RECORDS:

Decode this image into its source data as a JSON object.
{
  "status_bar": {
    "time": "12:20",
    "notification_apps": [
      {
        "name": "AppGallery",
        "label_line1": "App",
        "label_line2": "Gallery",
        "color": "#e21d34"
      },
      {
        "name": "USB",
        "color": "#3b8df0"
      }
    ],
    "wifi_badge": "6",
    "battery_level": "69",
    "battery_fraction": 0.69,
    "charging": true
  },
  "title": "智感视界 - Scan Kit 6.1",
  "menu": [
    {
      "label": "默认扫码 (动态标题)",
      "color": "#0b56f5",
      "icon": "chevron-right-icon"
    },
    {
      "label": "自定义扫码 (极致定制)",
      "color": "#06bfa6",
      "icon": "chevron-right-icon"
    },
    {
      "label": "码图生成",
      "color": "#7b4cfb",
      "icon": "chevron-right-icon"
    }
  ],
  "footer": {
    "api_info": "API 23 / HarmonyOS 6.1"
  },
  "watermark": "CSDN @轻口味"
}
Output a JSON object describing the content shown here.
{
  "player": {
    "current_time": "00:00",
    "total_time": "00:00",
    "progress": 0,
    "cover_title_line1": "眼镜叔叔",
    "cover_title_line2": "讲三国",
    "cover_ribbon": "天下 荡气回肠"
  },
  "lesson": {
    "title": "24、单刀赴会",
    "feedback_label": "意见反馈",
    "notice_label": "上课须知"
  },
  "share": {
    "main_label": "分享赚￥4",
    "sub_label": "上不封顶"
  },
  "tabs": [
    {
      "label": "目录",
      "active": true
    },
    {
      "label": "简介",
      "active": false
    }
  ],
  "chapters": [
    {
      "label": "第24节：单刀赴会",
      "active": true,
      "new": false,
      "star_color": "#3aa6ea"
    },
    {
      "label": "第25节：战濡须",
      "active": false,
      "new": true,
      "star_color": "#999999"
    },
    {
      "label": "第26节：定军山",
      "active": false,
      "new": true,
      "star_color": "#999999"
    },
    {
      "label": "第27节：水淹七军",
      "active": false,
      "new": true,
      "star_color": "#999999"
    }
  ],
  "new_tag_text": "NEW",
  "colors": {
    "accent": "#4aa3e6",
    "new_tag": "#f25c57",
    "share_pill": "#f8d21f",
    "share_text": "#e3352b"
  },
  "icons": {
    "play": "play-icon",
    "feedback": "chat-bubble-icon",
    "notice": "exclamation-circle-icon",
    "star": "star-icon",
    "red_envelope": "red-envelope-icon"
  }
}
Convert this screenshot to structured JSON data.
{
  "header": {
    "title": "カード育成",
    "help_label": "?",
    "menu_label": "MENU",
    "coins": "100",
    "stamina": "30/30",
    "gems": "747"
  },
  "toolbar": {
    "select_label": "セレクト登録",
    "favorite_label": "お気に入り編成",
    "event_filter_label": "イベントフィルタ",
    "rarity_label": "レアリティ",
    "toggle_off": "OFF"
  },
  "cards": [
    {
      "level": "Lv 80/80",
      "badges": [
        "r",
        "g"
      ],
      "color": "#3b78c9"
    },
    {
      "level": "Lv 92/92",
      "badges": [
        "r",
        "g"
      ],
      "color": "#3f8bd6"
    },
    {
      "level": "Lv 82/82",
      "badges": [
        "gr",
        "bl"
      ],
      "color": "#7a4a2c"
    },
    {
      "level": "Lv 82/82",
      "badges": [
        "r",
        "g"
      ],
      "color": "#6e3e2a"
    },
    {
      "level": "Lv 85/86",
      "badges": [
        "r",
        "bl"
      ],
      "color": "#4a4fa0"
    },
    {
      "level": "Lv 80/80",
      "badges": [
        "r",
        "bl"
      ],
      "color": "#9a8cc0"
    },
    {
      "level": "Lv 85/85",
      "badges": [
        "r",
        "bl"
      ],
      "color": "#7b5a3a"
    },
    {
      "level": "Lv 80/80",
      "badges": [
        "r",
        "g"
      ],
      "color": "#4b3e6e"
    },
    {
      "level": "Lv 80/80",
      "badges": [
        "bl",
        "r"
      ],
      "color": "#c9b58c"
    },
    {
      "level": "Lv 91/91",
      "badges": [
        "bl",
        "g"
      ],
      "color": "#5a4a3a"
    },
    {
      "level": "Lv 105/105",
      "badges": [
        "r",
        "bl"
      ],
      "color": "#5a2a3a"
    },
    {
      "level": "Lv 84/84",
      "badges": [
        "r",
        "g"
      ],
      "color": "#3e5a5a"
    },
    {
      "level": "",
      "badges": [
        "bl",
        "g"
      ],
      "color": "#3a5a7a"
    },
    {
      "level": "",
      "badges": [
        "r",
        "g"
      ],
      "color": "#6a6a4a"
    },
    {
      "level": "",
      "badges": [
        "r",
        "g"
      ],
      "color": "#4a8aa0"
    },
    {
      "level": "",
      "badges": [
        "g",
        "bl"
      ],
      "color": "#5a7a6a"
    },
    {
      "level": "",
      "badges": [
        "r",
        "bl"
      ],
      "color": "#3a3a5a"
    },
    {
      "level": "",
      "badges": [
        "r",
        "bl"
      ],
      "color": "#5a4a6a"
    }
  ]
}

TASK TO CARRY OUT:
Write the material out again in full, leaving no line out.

TASK SOLUTION:
Decode this image into its source data as a JSON object.
{
  "status_bar": {
    "time": "12:20",
    "notification_apps": [
      {
        "name": "AppGallery",
        "label_line1": "App",
        "label_line2": "Gallery",
        "color": "#e21d34"
      },
      {
        "name": "USB",
        "color": "#3b8df0"
      }
    ],
    "wifi_badge": "6",
    "battery_level": "69",
    "battery_fraction": 0.69,
    "charging": true
  },
  "title": "智感视界 - Scan Kit 6.1",
  "menu": [
    {
      "label": "默认扫码 (动态标题)",
      "color": "#0b56f5",
      "icon": "chevron-right-icon"
    },
    {
      "label": "自定义扫码 (极致定制)",
      "color": "#06bfa6",
      "icon": "chevron-right-icon"
    },
    {
      "label": "码图生成",
      "color": "#7b4cfb",
      "icon": "chevron-right-icon"
    }
  ],
  "footer": {
    "api_info": "API 23 / HarmonyOS 6.1"
  },
  "watermark": "CSDN @轻口味"
}
Output a JSON object describing the content shown here.
{
  "player": {
    "current_time": "00:00",
    "total_time": "00:00",
    "progress": 0,
    "cover_title_line1": "眼镜叔叔",
    "cover_title_line2": "讲三国",
    "cover_ribbon": "天下 荡气回肠"
  },
  "lesson": {
    "title": "24、单刀赴会",
    "feedback_label": "意见反馈",
    "notice_label": "上课须知"
  },
  "share": {
    "main_label": "分享赚￥4",
    "sub_label": "上不封顶"
  },
  "tabs": [
    {
      "label": "目录",
      "active": true
    },
    {
      "label": "简介",
      "active": false
    }
  ],
  "chapters": [
    {
      "label": "第24节：单刀赴会",
      "active": true,
      "new": false,
      "star_color": "#3aa6ea"
    },
    {
      "label": "第25节：战濡须",
      "active": false,
      "new": true,
      "star_color": "#999999"
    },
    {
      "label": "第26节：定军山",
      "active": false,
      "new": true,
      "star_color": "#999999"
    },
    {
      "label": "第27节：水淹七军",
      "active": false,
      "new": true,
      "star_color": "#999999"
    }
  ],
  "new_tag_text": "NEW",
  "colors": {
    "accent": "#4aa3e6",
    "new_tag": "#f25c57",
    "share_pill": "#f8d21f",
    "share_text": "#e3352b"
  },
  "icons": {
    "play": "play-icon",
    "feedback": "chat-bubble-icon",
    "notice": "exclamation-circle-icon",
    "star": "star-icon",
    "red_envelope": "red-envelope-icon"
  }
}
Convert this screenshot to structured JSON data.
{
  "header": {
    "title": "カード育成",
    "help_label": "?",
    "menu_label": "MENU",
    "coins": "100",
    "stamina": "30/30",
    "gems": "747"
  },
  "toolbar": {
    "select_label": "セレクト登録",
    "favorite_label": "お気に入り編成",
    "event_filter_label": "イベントフィルタ",
    "rarity_label": "レアリティ",
    "toggle_off": "OFF"
  },
  "cards": [
    {
      "level": "Lv 80/80",
      "badges": [
        "r",
        "g"
      ],
      "color": "#3b78c9"
    },
    {
      "level": "Lv 92/92",
      "badges": [
        "r",
        "g"
      ],
      "color": "#3f8bd6"
    },
    {
      "level": "Lv 82/82",
      "badges": [
        "gr",
        "bl"
      ],
      "color": "#7a4a2c"
    },
    {
      "level": "Lv 82/82",
      "badges": [
        "r",
        "g"
      ],
      "color": "#6e3e2a"
    },
    {
      "level": "Lv 85/86",
      "badges": [
        "r",
        "bl"
      ],
      "color": "#4a4fa0"
    },
    {
      "level": "Lv 80/80",
      "badges": [
        "r",
        "bl"
      ],
      "color": "#9a8cc0"
    },
    {
      "level": "Lv 85/85",
      "badges": [
        "r",
        "bl"
      ],
      "color": "#7b5a3a"
    },
    {
      "level": "Lv 80/80",
      "badges": [
        "r",
        "g"
      ],
      "color": "#4b3e6e"
    },
    {
      "level": "Lv 80/80",
      "badges": [
        "bl",
        "r"
      ],
      "color": "#c9b58c"
    },
    {
      "level": "Lv 91/91",
      "badges": [
        "bl",
        "g"
      ],
      "color": "#5a4a3a"
    },
    {
      "level": "Lv 105/105",
      "badges": [
        "r",
        "bl"
      ],
      "color": "#5a2a3a"
    },
    {
      "level": "Lv 84/84",
      "badges": [
        "r",
        "g"
      ],
      "color": "#3e5a5a"
    },
    {
      "level": "",
      "badges": [
        "bl",
        "g"
      ],
      "color": "#3a5a7a"
    },
    {
      "level": "",
      "badges": [
        "r",
        "g"
      ],
      "color": "#6a6a4a"
    },
    {
      "level": "",
      "badges": [
        "r",
        "g"
      ],
      "color": "#4a8aa0"
    },
    {
      "level": "",
      "badges": [
        "g",
        "bl"
      ],
      "color": "#5a7a6a"
    },
    {
      "level": "",
      "badges": [
        "r",
        "bl"
      ],
      "color": "#3a3a5a"
    },
    {
      "level": "",
      "badges": [
        "r",
        "bl"
      ],
      "color": "#5a4a6a"
    }
  ]
}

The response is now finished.